Tuesday, 25 November 2008

Good Morning Cambodia

Yes, it was Good Night to Vietnam as we crossed the border into Cambodia, adding another passport stamp to our collection.

And what a way to collect it, halfway through a 5 hour speedboat trip up the Mekong River we stopped at a border control and sorted out our visas. Sitting back reading our intellectual literature (Ann - Barack Obama biography, Jeff - Beginner's Guide to Swedish) we rode the lazy waves of the river that starts in China and in some parts has dolphins, crocodiles and catfish that can reach 3 metres long. Not really what we're used to back in Europe then, though sadly we saw none of the above creatures. Only mosquitoes!

We were soon taken by bus into the crazy city of Phnom Penh, the capital of Cambodia. The Lonely Planet book marks it as an area of contradictions and so it proved.

The city itself is a vibrant, energetic place full of lively bars, great restaurants and a buzzing riverfront that is being upgraded for the increasing number of tourists that arrive each day. But Phnom Penh's main attractions are less joyous and more unsettling.

On Sunday morning we took a tuk-tuk the 12km south to the Ek Cheong site, better known as the Killing Fields. It is this area where large mass graves were found in 1979 holding victims of the Pol Pot genocide that took place between 1975-79. The genocide killed 2million people, a quarter of the entire population.

From Ek Cheong we went to Teol Seoung, an area that has an even deeper intensity and is certainly not for the faint-hearted.

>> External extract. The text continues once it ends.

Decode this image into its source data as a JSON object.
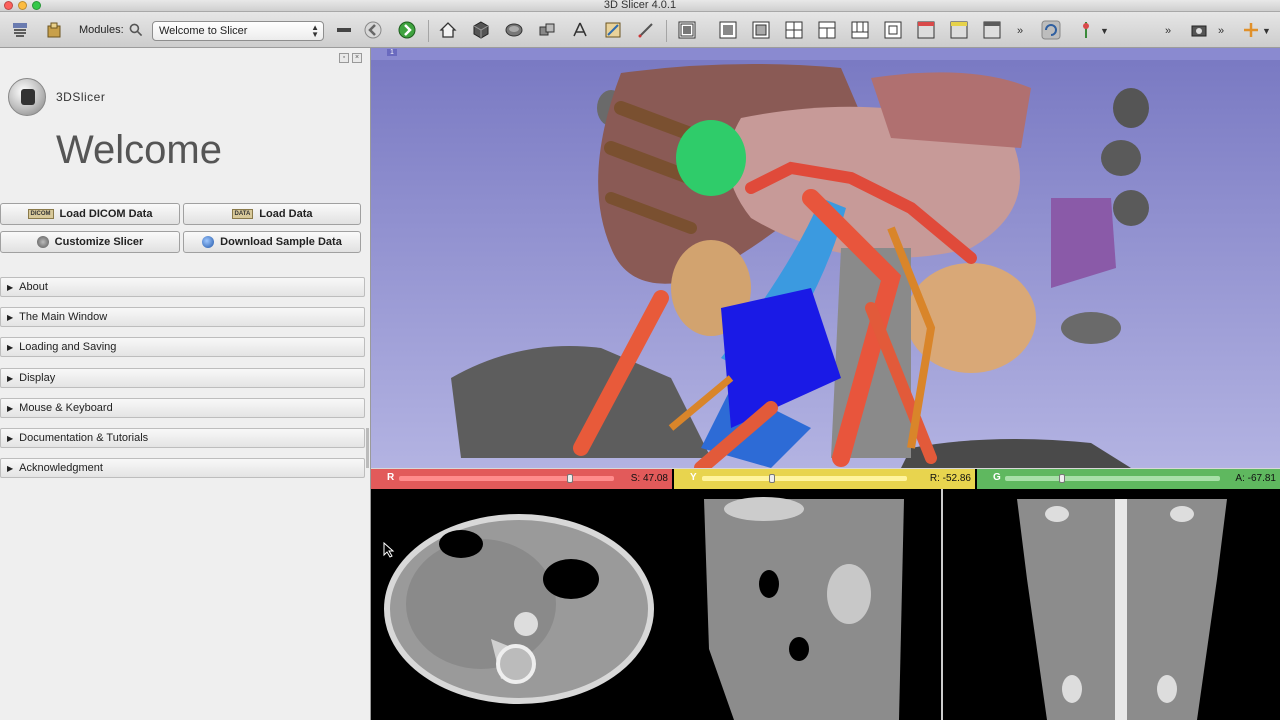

Teol Seung is a former school but the Khmer Rouge regime headed by Pol Pot turned it into a detention and interrogation centre, a prison from where most victims were taken to Ek Cheong to be executed. I can honestly say the traumas of 30 years agoi can still be felt while quietly walking around the corridors and into the rooms, most of which still have the beds, iron bars and handcuffs that assisted in so much pain and suffering.

Rows upon rows of photos were pinned to walls, simply showing snapshots of the victims before they suffered between the walls of Tuol Seung. The seemingly neverending unsmiling faces of children, men and women was difficult to follow. That same questioning gaze from each Cambodian that even now in 2008 is met with so few answers.

We learned a few staggering facts.

That Pol Pot was never tried for his crimes and died naturally in 1998.

That the Khmer Rouge continued to sit at the United Nations up to 1991 meaning that the criminals were representing the victims.

That the United Nations itself criticised Vietnam for attacking Cambodia in 1979 even though Vietnam was merely putting an end to the awful situation in its neighbouring country.

That Cambodia has sold the Killing Fields site to a Japanese private company, thus making a profit out of the tragedy of 1975-79.

So from these intense experiences, questioning how horrific humans can still be to their fellow citizens, we staggered back into the Phnom Penh nightlife and restaurant scene, once again caught up in the buzz of 21st century Cambodia and its energy and vibrancy but feeling signifcantly more unsettled by it all. That deep stare from the old men and ladies in the market took on a whole new meaning.

So our 'Good Morning' in Cambodia was certainly a wake up call to the secrets in this part of the world, one we won't forget. Thankfully Cambodia's other big secret, which we will visit in a couple of hours, is Angkor Wat and it promises to be incredible and intense in a much more positive way.

We just hope the camera will still be working when we get there!

No comments: